*Task prompt*: Your job here is to restate every record exactly, pictures excluded.

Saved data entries
———
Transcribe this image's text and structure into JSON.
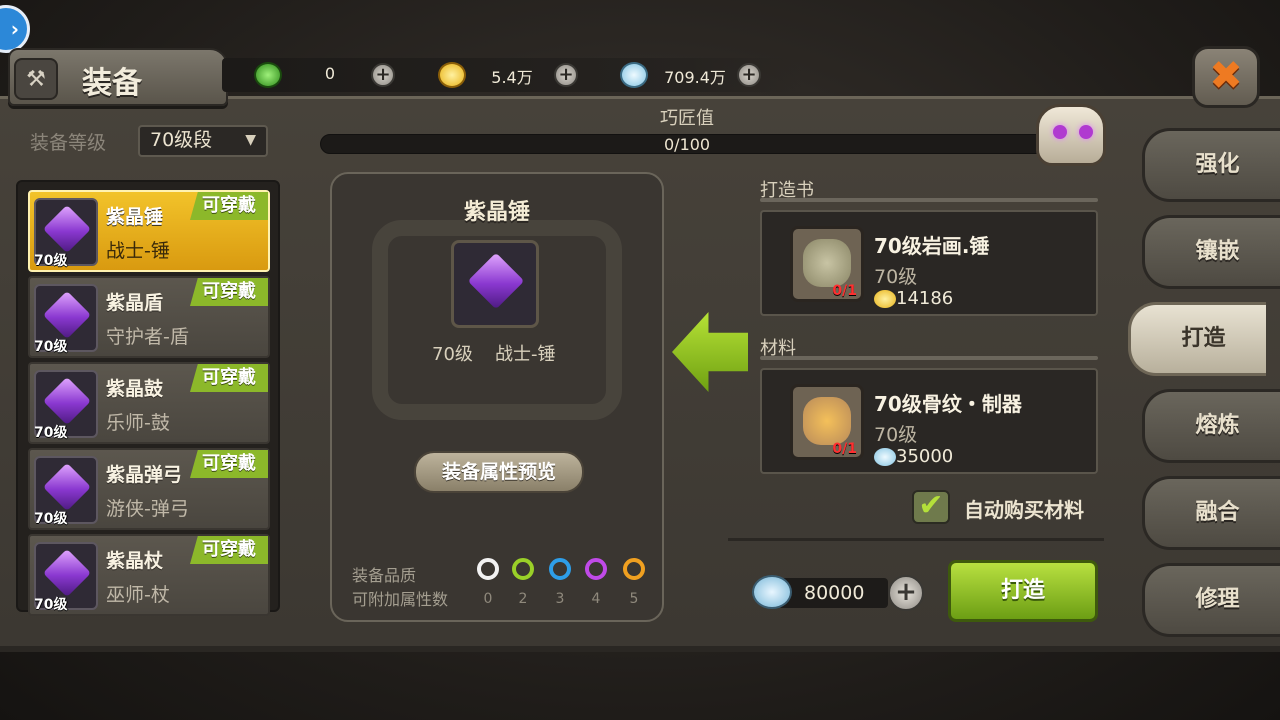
{
  "header": {
    "title": "装备",
    "currencies": [
      {
        "name": "energy",
        "icon": "green-potion-icon",
        "value": "0"
      },
      {
        "name": "gold",
        "icon": "gold-icon",
        "value": "5.4万"
      },
      {
        "name": "shell",
        "icon": "shell-icon",
        "value": "709.4万"
      }
    ],
    "close_icon": "✖"
  },
  "filter": {
    "label": "装备等级",
    "selected": "70级段",
    "arrow": "▼"
  },
  "equipment_list": [
    {
      "name": "紫晶锤",
      "class": "战士-锤",
      "level": "70级",
      "badge": "可穿戴",
      "selected": true
    },
    {
      "name": "紫晶盾",
      "class": "守护者-盾",
      "level": "70级",
      "badge": "可穿戴",
      "selected": false
    },
    {
      "name": "紫晶鼓",
      "class": "乐师-鼓",
      "level": "70级",
      "badge": "可穿戴",
      "selected": false
    },
    {
      "name": "紫晶弹弓",
      "class": "游侠-弹弓",
      "level": "70级",
      "badge": "可穿戴",
      "selected": false
    },
    {
      "name": "紫晶杖",
      "class": "巫师-杖",
      "level": "70级",
      "badge": "可穿戴",
      "selected": false
    }
  ],
  "craftsman": {
    "label": "巧匠值",
    "value": "0/100",
    "progress": 0
  },
  "detail": {
    "name": "紫晶锤",
    "level": "70级",
    "class": "战士-锤",
    "preview_button": "装备属性预览",
    "quality_label": "装备品质",
    "attr_label": "可附加属性数",
    "qualities": [
      {
        "color": "#f2f2f2",
        "count": "0"
      },
      {
        "color": "#9ad028",
        "count": "2"
      },
      {
        "color": "#2e9ee8",
        "count": "3"
      },
      {
        "color": "#c04ae8",
        "count": "4"
      },
      {
        "color": "#f0a020",
        "count": "5"
      }
    ]
  },
  "forge_book": {
    "label": "打造书",
    "name": "70级岩画.锤",
    "level": "70级",
    "count": "0/1",
    "cost": "14186",
    "cost_icon": "gold-icon"
  },
  "material": {
    "label": "材料",
    "name": "70级骨纹・制器",
    "level": "70级",
    "count": "0/1",
    "cost": "35000",
    "cost_icon": "shell-icon"
  },
  "auto_buy": {
    "label": "自动购买材料",
    "checked": true,
    "check_glyph": "✔"
  },
  "forge_cost": {
    "value": "80000",
    "icon": "shell-icon",
    "plus": "+"
  },
  "forge_button": "打造",
  "side_tabs": [
    {
      "label": "强化",
      "active": false
    },
    {
      "label": "镶嵌",
      "active": false
    },
    {
      "label": "打造",
      "active": true
    },
    {
      "label": "熔炼",
      "active": false
    },
    {
      "label": "融合",
      "active": false
    },
    {
      "label": "修理",
      "active": false
    }
  ],
  "side_bubble": "›"
}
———
*Exercise result*:
Transcribe this image's text and structure into JSON.
{
  "header": {
    "title": "装备",
    "currencies": [
      {
        "name": "energy",
        "icon": "green-potion-icon",
        "value": "0"
      },
      {
        "name": "gold",
        "icon": "gold-icon",
        "value": "5.4万"
      },
      {
        "name": "shell",
        "icon": "shell-icon",
        "value": "709.4万"
      }
    ],
    "close_icon": "✖"
  },
  "filter": {
    "label": "装备等级",
    "selected": "70级段",
    "arrow": "▼"
  },
  "equipment_list": [
    {
      "name": "紫晶锤",
      "class": "战士-锤",
      "level": "70级",
      "badge": "可穿戴",
      "selected": true
    },
    {
      "name": "紫晶盾",
      "class": "守护者-盾",
      "level": "70级",
      "badge": "可穿戴",
      "selected": false
    },
    {
      "name": "紫晶鼓",
      "class": "乐师-鼓",
      "level": "70级",
      "badge": "可穿戴",
      "selected": false
    },
    {
      "name": "紫晶弹弓",
      "class": "游侠-弹弓",
      "level": "70级",
      "badge": "可穿戴",
      "selected": false
    },
    {
      "name": "紫晶杖",
      "class": "巫师-杖",
      "level": "70级",
      "badge": "可穿戴",
      "selected": false
    }
  ],
  "craftsman": {
    "label": "巧匠值",
    "value": "0/100",
    "progress": 0
  },
  "detail": {
    "name": "紫晶锤",
    "level": "70级",
    "class": "战士-锤",
    "preview_button": "装备属性预览",
    "quality_label": "装备品质",
    "attr_label": "可附加属性数",
    "qualities": [
      {
        "color": "#f2f2f2",
        "count": "0"
      },
      {
        "color": "#9ad028",
        "count": "2"
      },
      {
        "color": "#2e9ee8",
        "count": "3"
      },
      {
        "color": "#c04ae8",
        "count": "4"
      },
      {
        "color": "#f0a020",
        "count": "5"
      }
    ]
  },
  "forge_book": {
    "label": "打造书",
    "name": "70级岩画.锤",
    "level": "70级",
    "count": "0/1",
    "cost": "14186",
    "cost_icon": "gold-icon"
  },
  "material": {
    "label": "材料",
    "name": "70级骨纹・制器",
    "level": "70级",
    "count": "0/1",
    "cost": "35000",
    "cost_icon": "shell-icon"
  },
  "auto_buy": {
    "label": "自动购买材料",
    "checked": true,
    "check_glyph": "✔"
  },
  "forge_cost": {
    "value": "80000",
    "icon": "shell-icon",
    "plus": "+"
  },
  "forge_button": "打造",
  "side_tabs": [
    {
      "label": "强化",
      "active": false
    },
    {
      "label": "镶嵌",
      "active": false
    },
    {
      "label": "打造",
      "active": true
    },
    {
      "label": "熔炼",
      "active": false
    },
    {
      "label": "融合",
      "active": false
    },
    {
      "label": "修理",
      "active": false
    }
  ],
  "side_bubble": "›"
}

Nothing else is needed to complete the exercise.